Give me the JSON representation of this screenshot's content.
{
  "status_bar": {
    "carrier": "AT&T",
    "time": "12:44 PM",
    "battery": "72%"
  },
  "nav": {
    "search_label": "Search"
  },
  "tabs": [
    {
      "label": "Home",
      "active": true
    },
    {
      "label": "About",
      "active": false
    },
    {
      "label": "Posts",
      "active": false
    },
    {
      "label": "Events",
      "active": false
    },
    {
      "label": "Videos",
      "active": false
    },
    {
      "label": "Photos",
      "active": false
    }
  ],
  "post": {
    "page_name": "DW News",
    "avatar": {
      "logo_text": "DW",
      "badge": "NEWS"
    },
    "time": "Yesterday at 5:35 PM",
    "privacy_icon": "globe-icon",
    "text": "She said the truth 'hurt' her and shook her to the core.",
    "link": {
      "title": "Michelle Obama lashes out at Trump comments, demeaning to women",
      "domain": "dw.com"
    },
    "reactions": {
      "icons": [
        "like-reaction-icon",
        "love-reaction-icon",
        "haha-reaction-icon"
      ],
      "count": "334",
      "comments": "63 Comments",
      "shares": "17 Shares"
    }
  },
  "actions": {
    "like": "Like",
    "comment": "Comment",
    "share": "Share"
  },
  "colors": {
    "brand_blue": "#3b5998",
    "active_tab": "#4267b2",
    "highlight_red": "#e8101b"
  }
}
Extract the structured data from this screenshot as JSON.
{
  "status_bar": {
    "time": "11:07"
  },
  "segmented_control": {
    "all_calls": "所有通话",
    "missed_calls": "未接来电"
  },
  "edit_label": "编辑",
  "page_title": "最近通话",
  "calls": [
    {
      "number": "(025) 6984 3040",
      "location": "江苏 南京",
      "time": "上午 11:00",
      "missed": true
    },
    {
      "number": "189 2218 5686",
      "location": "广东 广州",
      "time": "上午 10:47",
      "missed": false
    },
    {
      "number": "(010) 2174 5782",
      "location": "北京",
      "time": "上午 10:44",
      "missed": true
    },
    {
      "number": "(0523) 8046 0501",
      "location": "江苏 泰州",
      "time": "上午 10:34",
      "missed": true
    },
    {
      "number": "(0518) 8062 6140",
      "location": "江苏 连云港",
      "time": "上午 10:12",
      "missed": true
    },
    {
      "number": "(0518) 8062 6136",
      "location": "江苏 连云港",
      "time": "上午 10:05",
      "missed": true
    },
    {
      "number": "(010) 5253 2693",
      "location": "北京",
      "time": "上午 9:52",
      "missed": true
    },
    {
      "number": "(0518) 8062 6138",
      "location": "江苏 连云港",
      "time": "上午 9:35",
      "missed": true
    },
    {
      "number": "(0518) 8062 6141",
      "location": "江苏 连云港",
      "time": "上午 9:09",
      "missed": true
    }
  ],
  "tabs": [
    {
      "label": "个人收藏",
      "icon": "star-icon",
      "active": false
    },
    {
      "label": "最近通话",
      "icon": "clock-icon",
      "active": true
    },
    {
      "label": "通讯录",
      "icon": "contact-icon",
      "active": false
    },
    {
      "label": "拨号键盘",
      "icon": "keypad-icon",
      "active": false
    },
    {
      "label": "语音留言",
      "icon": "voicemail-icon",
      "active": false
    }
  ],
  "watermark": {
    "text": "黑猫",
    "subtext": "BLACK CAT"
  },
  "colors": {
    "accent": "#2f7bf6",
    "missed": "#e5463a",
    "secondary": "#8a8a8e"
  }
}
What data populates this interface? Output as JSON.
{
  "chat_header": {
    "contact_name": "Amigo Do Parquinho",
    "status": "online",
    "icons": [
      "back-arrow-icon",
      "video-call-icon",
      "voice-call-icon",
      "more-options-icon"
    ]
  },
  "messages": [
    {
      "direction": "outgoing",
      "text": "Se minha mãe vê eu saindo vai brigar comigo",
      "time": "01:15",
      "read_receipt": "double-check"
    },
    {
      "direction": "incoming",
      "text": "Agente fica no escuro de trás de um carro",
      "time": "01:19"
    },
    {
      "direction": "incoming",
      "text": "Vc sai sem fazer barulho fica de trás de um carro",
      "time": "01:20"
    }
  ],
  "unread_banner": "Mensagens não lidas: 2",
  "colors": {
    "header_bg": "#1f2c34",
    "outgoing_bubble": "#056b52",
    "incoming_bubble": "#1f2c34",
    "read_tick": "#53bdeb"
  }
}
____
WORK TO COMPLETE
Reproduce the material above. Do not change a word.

SOLUTION TO THE EXERCISE
Give me the JSON representation of this screenshot's content.
{
  "status_bar": {
    "carrier": "AT&T",
    "time": "12:44 PM",
    "battery": "72%"
  },
  "nav": {
    "search_label": "Search"
  },
  "tabs": [
    {
      "label": "Home",
      "active": true
    },
    {
      "label": "About",
      "active": false
    },
    {
      "label": "Posts",
      "active": false
    },
    {
      "label": "Events",
      "active": false
    },
    {
      "label": "Videos",
      "active": false
    },
    {
      "label": "Photos",
      "active": false
    }
  ],
  "post": {
    "page_name": "DW News",
    "avatar": {
      "logo_text": "DW",
      "badge": "NEWS"
    },
    "time": "Yesterday at 5:35 PM",
    "privacy_icon": "globe-icon",
    "text": "She said the truth 'hurt' her and shook her to the core.",
    "link": {
      "title": "Michelle Obama lashes out at Trump comments, demeaning to women",
      "domain": "dw.com"
    },
    "reactions": {
      "icons": [
        "like-reaction-icon",
        "love-reaction-icon",
        "haha-reaction-icon"
      ],
      "count": "334",
      "comments": "63 Comments",
      "shares": "17 Shares"
    }
  },
  "actions": {
    "like": "Like",
    "comment": "Comment",
    "share": "Share"
  },
  "colors": {
    "brand_blue": "#3b5998",
    "active_tab": "#4267b2",
    "highlight_red": "#e8101b"
  }
}
Extract the structured data from this screenshot as JSON.
{
  "status_bar": {
    "time": "11:07"
  },
  "segmented_control": {
    "all_calls": "所有通话",
    "missed_calls": "未接来电"
  },
  "edit_label": "编辑",
  "page_title": "最近通话",
  "calls": [
    {
      "number": "(025) 6984 3040",
      "location": "江苏 南京",
      "time": "上午 11:00",
      "missed": true
    },
    {
      "number": "189 2218 5686",
      "location": "广东 广州",
      "time": "上午 10:47",
      "missed": false
    },
    {
      "number": "(010) 2174 5782",
      "location": "北京",
      "time": "上午 10:44",
      "missed": true
    },
    {
      "number": "(0523) 8046 0501",
      "location": "江苏 泰州",
      "time": "上午 10:34",
      "missed": true
    },
    {
      "number": "(0518) 8062 6140",
      "location": "江苏 连云港",
      "time": "上午 10:12",
      "missed": true
    },
    {
      "number": "(0518) 8062 6136",
      "location": "江苏 连云港",
      "time": "上午 10:05",
      "missed": true
    },
    {
      "number": "(010) 5253 2693",
      "location": "北京",
      "time": "上午 9:52",
      "missed": true
    },
    {
      "number": "(0518) 8062 6138",
      "location": "江苏 连云港",
      "time": "上午 9:35",
      "missed": true
    },
    {
      "number": "(0518) 8062 6141",
      "location": "江苏 连云港",
      "time": "上午 9:09",
      "missed": true
    }
  ],
  "tabs": [
    {
      "label": "个人收藏",
      "icon": "star-icon",
      "active": false
    },
    {
      "label": "最近通话",
      "icon": "clock-icon",
      "active": true
    },
    {
      "label": "通讯录",
      "icon": "contact-icon",
      "active": false
    },
    {
      "label": "拨号键盘",
      "icon": "keypad-icon",
      "active": false
    },
    {
      "label": "语音留言",
      "icon": "voicemail-icon",
      "active": false
    }
  ],
  "watermark": {
    "text": "黑猫",
    "subtext": "BLACK CAT"
  },
  "colors": {
    "accent": "#2f7bf6",
    "missed": "#e5463a",
    "secondary": "#8a8a8e"
  }
}
What data populates this interface? Output as JSON.
{
  "chat_header": {
    "contact_name": "Amigo Do Parquinho",
    "status": "online",
    "icons": [
      "back-arrow-icon",
      "video-call-icon",
      "voice-call-icon",
      "more-options-icon"
    ]
  },
  "messages": [
    {
      "direction": "outgoing",
      "text": "Se minha mãe vê eu saindo vai brigar comigo",
      "time": "01:15",
      "read_receipt": "double-check"
    },
    {
      "direction": "incoming",
      "text": "Agente fica no escuro de trás de um carro",
      "time": "01:19"
    },
    {
      "direction": "incoming",
      "text": "Vc sai sem fazer barulho fica de trás de um carro",
      "time": "01:20"
    }
  ],
  "unread_banner": "Mensagens não lidas: 2",
  "colors": {
    "header_bg": "#1f2c34",
    "outgoing_bubble": "#056b52",
    "incoming_bubble": "#1f2c34",
    "read_tick": "#53bdeb"
  }
}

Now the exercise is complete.